Match!
Stephen Shennan
University College London
ArchaeologySociocultural evolutionGeographyPopulationHistory
220Publications
39H-index
6,203Citations
What is this?
Publications 224
Newest
#1Kevan EdinboroughH-Index: 17
#2Stephen ShennanH-Index: 39
Last. Peter SchauerH-Index: 1
view all 11 authors...
1 CitationsSource
Due to a typesetting mistake, the images of Figs 2 and 3 were mistakenly switched. The original version has been corrected.
Source
#1Peter Schauer (UCL Institute of Archaeology)H-Index: 1
#2Andrew Bevan (UCL Institute of Archaeology)H-Index: 20
Last. Mike Parker Pearson (UCL Institute of Archaeology)H-Index: 22
view all 6 authors...
Neolithic stone axeheads from Britain provide an unusually rich, well-provenanced set of evidence with which to consider patterns of prehistoric production and exchange. It is no surprise then that these objects have often been subject to spatial analysis in terms of the relationship between particular stone source areas and the distribution of axeheads made from those stones. At stake in such analysis are important interpretative issues to do with how we view the role of material value, supply,...
Source
#1Sue ColledgeH-Index: 27
#2James ConollyH-Index: 16
Last. Stephen ShennanH-Index: 39
view all 4 authors...
The focus of this paper is the Neolithic of northwest Europe, where a rapid growth in population between ~5950 and ~5550 cal yr BP, is followed by a decline that lasted until ~4950 cal yr BP. The timing of the increase in population density correlates with the local appearance of farming and is attributed to the advantageous effects of agriculture. However, the subsequent population decline has yet to be satisfactorily explained. One possible explanation is the reduction in yields in Neolithic c...
1 CitationsSource
Source
#1Kevan EdinboroughH-Index: 17
#2Stephen ShennanH-Index: 39
Last. Peter SchauerH-Index: 1
view all 11 authors...
1 Citations
Source
#1Peter Schauer (UCL Institute of Archaeology)H-Index: 1
#2Stephen Shennan (UCL Institute of Archaeology)H-Index: 39

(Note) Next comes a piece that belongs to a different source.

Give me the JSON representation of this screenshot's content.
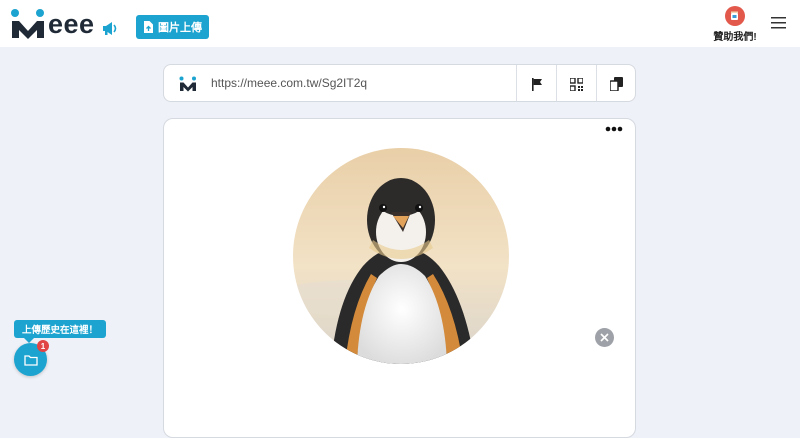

Last. Mike Parker Pearson (UCL Institute of Archaeology)H-Index: 22
view all 8 authors...
Abstract The extent to which non-agricultural production in prehistory had cost-benefit motivations has long been a subject of discussion. This paper addresses the topic by looking at the evidence for Neolithic quarrying and mining in Britain and continental northwest Europe and asks whether changing production through time was influenced by changing demand. Radiocarbon dating of mine and quarry sites is used to define periods of use. These are then correlated with a likely first-order source of...
2 CitationsSource
#1Miljana Radivojević (McDonald Institute for Archaeological Research)H-Index: 6
#2Benjamin W. Roberts (Durham University)H-Index: 9
Last. Cyprian Broodbank (McDonald Institute for Archaeological Research)H-Index: 2
view all 14 authors...
Bronze is the defining metal of the European Bronze Age and has been at the center of archaeological and science-based research for well over a century. Archaeometallurgical studies have largely focused on determining the geological origin of the constituent metals, copper and tin, and their movement from producer to consumer sites. More recently, the effects of recycling, both temporal and spatial, on the composition of the circulating metal stock have received much attention. Also, discussions...
8 CitationsSource
#1Felix Riede (AU: Aarhus University)H-Index: 15
#2Christian Steven Hoggard (AU: Aarhus University)H-Index: 2
Last. Stephen Shennan (UCL: University College London)H-Index: 39
view all 3 authors...
The analysis of ancient genomes is having a major impact on archaeological interpretations. Yet, the methodological divide between these disciplines is substantial. Fundamentally, there is an urgent need to reconcile archaeological and genetic taxonomies. However, traditional archaeological taxonomies are problematic because they are epistemologically weak and often laden with undue assumptions about past ethnicity and demography—they are a hindrance rather than a help in such a reconciliation. ...
2 CitationsSource
12345678910